HOW TO COMPLETE THIS TASK ▸
Search the records for lines that contain the word "kind". Copy them all.
-=-=-
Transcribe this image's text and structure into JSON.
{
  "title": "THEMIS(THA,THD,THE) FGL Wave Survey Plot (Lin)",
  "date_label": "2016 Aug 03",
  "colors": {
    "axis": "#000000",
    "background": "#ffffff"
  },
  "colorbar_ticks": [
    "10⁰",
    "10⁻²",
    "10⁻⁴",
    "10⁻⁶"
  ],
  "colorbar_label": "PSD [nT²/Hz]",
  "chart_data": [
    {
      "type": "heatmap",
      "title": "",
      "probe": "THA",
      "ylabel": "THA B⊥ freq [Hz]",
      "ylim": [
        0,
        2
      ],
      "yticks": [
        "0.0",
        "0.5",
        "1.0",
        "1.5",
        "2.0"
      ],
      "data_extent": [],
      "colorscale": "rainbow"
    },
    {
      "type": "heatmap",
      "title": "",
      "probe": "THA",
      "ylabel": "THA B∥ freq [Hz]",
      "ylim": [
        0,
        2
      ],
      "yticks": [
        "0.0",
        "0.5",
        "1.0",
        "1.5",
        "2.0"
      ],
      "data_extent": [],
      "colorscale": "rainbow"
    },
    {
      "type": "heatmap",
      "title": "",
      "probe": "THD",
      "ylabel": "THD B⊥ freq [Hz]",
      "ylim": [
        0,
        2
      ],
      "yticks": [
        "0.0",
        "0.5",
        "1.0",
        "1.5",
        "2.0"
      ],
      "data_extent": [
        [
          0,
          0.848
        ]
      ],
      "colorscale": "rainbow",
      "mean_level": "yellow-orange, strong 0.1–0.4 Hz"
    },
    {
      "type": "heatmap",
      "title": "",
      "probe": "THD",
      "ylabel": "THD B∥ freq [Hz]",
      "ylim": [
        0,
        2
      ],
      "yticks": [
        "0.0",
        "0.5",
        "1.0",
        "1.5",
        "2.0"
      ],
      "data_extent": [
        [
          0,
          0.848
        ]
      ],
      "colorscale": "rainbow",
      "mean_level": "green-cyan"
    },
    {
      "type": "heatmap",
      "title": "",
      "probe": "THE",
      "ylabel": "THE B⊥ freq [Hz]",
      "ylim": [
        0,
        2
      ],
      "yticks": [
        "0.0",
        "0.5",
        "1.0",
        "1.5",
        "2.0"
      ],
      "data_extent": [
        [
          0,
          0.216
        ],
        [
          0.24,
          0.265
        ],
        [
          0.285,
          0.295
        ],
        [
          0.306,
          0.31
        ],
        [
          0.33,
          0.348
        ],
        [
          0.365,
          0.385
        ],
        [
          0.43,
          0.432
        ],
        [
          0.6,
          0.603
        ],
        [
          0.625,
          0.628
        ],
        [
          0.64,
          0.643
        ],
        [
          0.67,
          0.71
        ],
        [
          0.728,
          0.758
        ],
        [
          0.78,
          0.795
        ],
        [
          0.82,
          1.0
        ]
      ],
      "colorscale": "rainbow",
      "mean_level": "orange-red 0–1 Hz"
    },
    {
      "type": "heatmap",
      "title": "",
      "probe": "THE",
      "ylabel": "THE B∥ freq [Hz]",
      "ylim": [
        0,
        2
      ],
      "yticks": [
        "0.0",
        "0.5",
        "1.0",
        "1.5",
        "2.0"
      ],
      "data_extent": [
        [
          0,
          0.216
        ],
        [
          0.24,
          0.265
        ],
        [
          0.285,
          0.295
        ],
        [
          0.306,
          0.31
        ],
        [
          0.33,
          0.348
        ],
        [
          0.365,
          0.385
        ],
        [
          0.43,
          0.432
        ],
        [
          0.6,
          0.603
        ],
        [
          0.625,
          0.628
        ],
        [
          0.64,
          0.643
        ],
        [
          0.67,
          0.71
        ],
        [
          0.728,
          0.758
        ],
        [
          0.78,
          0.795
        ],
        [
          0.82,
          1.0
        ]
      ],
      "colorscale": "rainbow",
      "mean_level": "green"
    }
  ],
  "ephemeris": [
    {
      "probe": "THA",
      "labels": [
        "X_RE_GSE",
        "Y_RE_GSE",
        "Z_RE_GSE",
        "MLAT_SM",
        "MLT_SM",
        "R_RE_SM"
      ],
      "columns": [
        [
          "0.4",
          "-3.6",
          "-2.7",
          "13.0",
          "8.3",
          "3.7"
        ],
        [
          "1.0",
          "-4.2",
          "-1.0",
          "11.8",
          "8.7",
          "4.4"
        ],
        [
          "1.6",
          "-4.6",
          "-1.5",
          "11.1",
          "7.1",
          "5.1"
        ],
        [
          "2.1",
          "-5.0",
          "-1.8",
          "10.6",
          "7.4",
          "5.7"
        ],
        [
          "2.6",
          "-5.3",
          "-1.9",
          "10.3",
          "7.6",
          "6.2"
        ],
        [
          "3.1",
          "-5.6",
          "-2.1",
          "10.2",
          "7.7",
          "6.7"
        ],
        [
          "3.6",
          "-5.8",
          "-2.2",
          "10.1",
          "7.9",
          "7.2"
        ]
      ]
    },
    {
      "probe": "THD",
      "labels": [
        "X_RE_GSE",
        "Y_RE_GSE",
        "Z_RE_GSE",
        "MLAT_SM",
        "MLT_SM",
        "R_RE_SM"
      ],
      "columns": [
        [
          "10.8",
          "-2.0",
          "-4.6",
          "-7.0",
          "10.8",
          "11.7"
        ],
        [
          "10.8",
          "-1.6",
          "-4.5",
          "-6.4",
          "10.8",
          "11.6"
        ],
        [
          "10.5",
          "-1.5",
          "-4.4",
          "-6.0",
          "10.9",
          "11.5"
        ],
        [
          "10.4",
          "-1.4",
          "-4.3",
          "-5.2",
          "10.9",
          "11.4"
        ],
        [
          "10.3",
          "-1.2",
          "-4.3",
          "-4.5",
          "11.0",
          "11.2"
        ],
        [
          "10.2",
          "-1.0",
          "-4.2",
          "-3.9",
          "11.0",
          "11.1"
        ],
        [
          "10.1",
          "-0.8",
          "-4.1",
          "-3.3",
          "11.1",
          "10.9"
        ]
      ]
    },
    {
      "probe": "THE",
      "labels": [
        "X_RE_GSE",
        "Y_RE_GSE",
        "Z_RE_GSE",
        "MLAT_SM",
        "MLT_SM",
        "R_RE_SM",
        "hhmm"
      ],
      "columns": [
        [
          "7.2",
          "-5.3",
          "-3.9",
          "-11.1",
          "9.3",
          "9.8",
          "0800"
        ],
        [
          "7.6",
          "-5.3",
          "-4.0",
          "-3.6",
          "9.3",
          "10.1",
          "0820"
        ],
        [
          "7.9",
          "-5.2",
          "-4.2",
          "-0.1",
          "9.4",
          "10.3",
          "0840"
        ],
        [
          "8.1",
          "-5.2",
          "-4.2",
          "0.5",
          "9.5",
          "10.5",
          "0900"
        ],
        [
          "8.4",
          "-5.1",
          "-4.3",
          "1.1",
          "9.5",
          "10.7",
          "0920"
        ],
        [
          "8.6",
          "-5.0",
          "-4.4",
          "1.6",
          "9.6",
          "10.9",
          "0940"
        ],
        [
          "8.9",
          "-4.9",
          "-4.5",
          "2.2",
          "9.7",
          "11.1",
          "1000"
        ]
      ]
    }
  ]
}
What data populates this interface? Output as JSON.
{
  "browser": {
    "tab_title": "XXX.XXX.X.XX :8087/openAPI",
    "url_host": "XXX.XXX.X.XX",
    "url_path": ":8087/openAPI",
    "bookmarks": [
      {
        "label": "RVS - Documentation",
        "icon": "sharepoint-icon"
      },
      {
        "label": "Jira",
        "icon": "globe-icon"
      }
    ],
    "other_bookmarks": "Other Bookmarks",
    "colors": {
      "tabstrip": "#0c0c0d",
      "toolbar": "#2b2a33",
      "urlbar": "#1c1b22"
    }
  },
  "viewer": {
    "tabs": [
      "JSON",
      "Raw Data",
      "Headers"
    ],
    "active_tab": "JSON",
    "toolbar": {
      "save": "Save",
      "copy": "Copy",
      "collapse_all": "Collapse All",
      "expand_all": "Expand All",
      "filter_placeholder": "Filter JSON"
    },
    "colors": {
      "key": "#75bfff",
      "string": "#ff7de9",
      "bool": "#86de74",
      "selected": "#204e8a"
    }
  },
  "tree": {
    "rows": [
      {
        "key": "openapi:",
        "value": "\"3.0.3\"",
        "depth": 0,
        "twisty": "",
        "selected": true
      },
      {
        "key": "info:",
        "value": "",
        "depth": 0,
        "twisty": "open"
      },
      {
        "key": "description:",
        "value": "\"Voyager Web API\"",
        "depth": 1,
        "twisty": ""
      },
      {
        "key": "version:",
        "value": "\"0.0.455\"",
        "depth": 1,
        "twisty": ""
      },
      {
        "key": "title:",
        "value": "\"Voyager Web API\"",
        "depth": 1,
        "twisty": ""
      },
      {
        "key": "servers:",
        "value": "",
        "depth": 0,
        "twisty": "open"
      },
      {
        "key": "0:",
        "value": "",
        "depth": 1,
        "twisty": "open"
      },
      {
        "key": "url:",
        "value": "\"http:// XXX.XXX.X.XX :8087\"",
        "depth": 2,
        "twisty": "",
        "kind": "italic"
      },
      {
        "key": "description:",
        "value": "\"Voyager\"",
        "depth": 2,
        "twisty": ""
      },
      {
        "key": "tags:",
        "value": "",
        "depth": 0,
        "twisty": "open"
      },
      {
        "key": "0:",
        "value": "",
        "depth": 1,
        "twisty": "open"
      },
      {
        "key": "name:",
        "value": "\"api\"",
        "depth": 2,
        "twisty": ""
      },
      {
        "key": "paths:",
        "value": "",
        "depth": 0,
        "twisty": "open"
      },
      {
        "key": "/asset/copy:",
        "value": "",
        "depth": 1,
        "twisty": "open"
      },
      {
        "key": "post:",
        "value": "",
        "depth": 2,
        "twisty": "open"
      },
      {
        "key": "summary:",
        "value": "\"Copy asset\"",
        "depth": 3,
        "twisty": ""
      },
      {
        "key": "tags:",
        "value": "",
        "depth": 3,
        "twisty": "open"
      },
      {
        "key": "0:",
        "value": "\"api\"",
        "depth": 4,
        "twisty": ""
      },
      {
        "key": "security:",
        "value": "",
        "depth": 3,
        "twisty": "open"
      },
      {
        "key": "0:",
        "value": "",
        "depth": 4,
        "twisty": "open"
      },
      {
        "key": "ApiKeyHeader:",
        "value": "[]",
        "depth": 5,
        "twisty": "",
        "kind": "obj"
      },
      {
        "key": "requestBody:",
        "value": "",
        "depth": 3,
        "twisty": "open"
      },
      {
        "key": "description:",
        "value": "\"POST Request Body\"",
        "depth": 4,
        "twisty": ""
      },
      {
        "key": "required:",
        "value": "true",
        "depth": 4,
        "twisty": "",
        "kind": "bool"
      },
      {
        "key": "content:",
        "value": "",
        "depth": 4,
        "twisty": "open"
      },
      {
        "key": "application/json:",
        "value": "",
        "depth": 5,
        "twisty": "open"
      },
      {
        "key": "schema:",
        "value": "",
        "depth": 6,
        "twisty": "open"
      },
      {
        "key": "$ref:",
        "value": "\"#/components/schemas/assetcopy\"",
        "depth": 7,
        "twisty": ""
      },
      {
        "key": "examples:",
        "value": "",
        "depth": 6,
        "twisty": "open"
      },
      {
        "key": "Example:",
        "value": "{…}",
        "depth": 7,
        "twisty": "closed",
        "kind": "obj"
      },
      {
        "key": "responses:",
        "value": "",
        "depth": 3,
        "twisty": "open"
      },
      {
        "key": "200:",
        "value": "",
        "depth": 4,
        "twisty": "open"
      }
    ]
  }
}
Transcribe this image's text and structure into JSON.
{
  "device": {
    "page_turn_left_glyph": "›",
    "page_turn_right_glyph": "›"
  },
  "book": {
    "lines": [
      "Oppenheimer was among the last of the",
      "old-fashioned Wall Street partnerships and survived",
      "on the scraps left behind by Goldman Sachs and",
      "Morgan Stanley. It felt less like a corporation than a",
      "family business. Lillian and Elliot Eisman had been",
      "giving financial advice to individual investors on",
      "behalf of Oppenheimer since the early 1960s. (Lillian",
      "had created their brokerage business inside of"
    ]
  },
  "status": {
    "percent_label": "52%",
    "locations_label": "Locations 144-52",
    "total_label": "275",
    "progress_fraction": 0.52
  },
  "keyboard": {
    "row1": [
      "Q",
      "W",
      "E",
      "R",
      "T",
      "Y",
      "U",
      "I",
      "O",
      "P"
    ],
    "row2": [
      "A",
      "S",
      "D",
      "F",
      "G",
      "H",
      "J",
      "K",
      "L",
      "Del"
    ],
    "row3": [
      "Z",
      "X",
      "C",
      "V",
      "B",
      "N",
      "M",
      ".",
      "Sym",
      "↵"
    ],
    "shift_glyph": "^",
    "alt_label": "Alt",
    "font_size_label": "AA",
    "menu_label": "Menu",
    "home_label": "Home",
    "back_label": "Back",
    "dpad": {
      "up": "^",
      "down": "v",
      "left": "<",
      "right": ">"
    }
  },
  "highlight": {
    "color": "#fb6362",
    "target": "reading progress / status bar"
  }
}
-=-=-
WORKED SOLUTION ▸
        "kind": "italic"
        "kind": "obj"
        "kind": "bool"
        "kind": "obj"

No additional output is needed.